Data in this exercise Start Marker

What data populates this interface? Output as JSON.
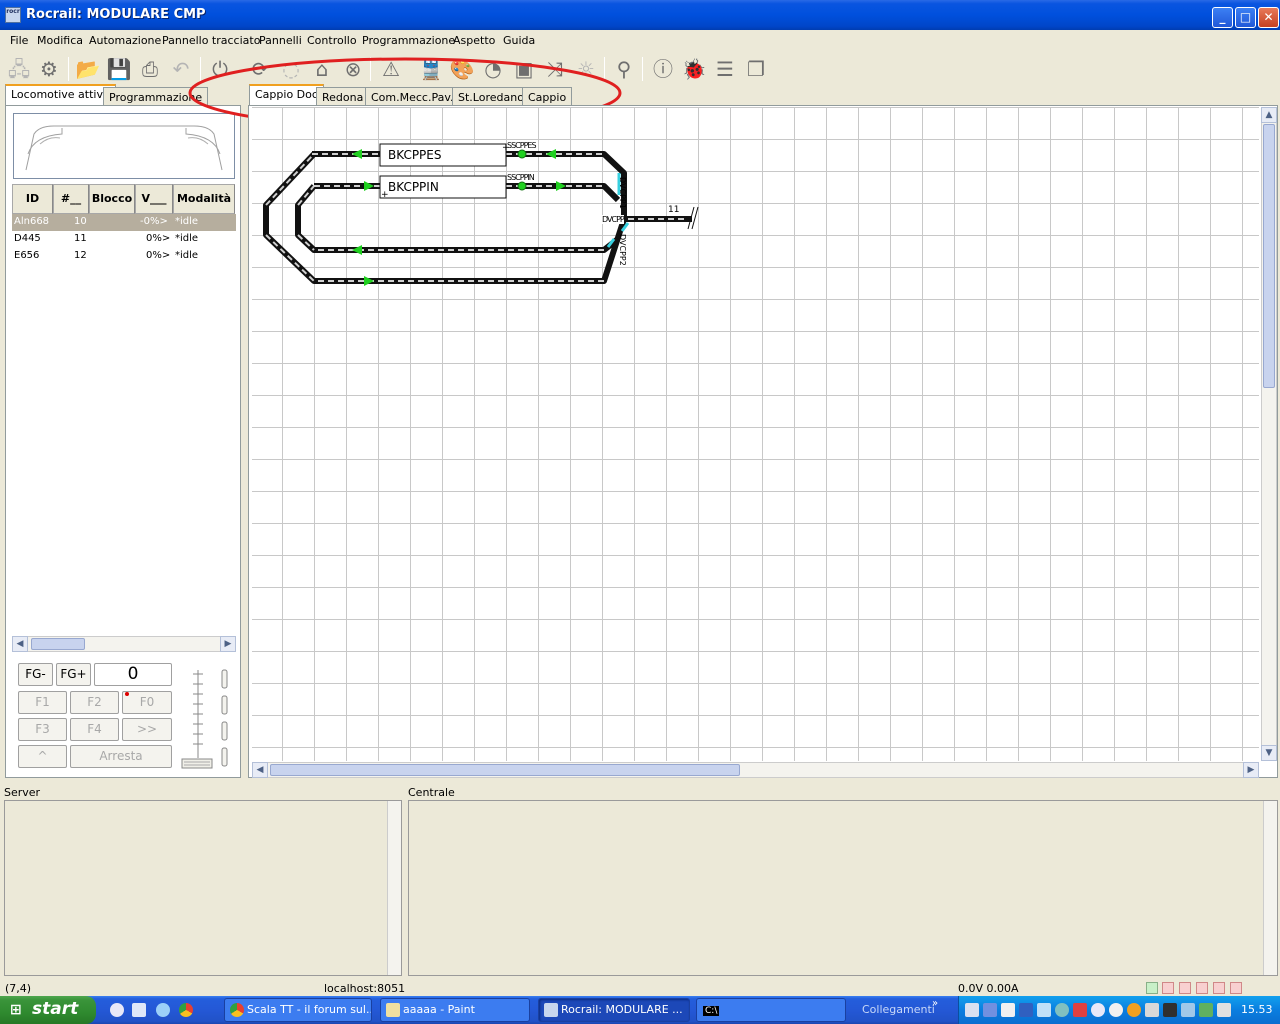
{
  "window": {
    "title": "Rocrail: MODULARE CMP",
    "icon_text": "rocr"
  },
  "menu": [
    "File",
    "Modifica",
    "Automazione",
    "Pannello tracciato",
    "Pannelli",
    "Controllo",
    "Programmazione",
    "Aspetto",
    "Guida"
  ],
  "left_tabs": [
    "Locomotive attive",
    "Programmazione"
  ],
  "plan_tabs": [
    "Cappio Doc",
    "Redona",
    "Com.Mecc.Pav.",
    "St.Loredano",
    "Cappio"
  ],
  "loco_table": {
    "headers": [
      "ID",
      "#__",
      "Blocco",
      "V___",
      "Modalità"
    ],
    "rows": [
      {
        "id": "Aln668",
        "num": "10",
        "block": "",
        "speed": "-0%>",
        "mode": "*idle"
      },
      {
        "id": "D445",
        "num": "11",
        "block": "",
        "speed": "0%>",
        "mode": "*idle"
      },
      {
        "id": "E656",
        "num": "12",
        "block": "",
        "speed": "0%>",
        "mode": "*idle"
      }
    ]
  },
  "throttle": {
    "fg_minus": "FG-",
    "fg_plus": "FG+",
    "fg_value": "0",
    "f1": "F1",
    "f2": "F2",
    "f0": "F0",
    "f3": "F3",
    "f4": "F4",
    "more": ">>",
    "up": "^",
    "stop": "Arresta"
  },
  "track": {
    "blocks": [
      "BKCPPES",
      "BKCPPIN"
    ],
    "sensors": [
      "SSCPPES",
      "SSCPPIN"
    ],
    "switches": [
      "DVCPP1",
      "DVCPP2",
      "DVCPP"
    ],
    "label_11": "11"
  },
  "bottom": {
    "server_label": "Server",
    "central_label": "Centrale"
  },
  "status": {
    "coords": "(7,4)",
    "host": "localhost:8051",
    "power": "0.0V 0.00A"
  },
  "taskbar": {
    "start": "start",
    "tasks": [
      "Scala TT - il forum sul...",
      "aaaaa - Paint",
      "Rocrail: MODULARE ...",
      "C:\\"
    ],
    "links": "Collegamenti",
    "time": "15.53"
  }
}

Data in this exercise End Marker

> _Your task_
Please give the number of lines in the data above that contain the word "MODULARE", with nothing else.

> _Your solution_
2